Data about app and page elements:
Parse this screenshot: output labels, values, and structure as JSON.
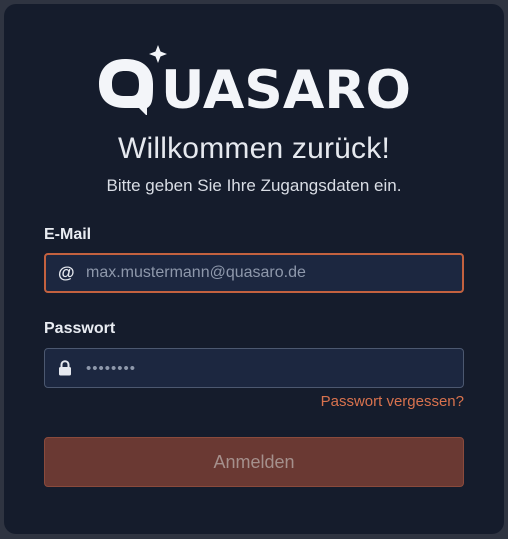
{
  "brand": {
    "name": "QUASARO",
    "logo_rest": "UASARO"
  },
  "header": {
    "title": "Willkommen zurück!",
    "subtitle": "Bitte geben Sie Ihre Zugangsdaten ein."
  },
  "form": {
    "email": {
      "label": "E-Mail",
      "placeholder": "max.mustermann@quasaro.de",
      "value": "",
      "icon": "at-icon",
      "icon_glyph": "@"
    },
    "password": {
      "label": "Passwort",
      "placeholder": "••••••••",
      "value": "",
      "icon": "lock-icon"
    },
    "forgot_link": "Passwort vergessen?",
    "submit_label": "Anmelden"
  },
  "colors": {
    "background": "#151c2c",
    "accent": "#c3613f",
    "link": "#d8724e",
    "button": "#6a3933"
  }
}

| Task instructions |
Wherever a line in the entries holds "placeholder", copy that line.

| The answer |
      "placeholder": "max.mustermann@quasaro.de",
      "placeholder": "••••••••",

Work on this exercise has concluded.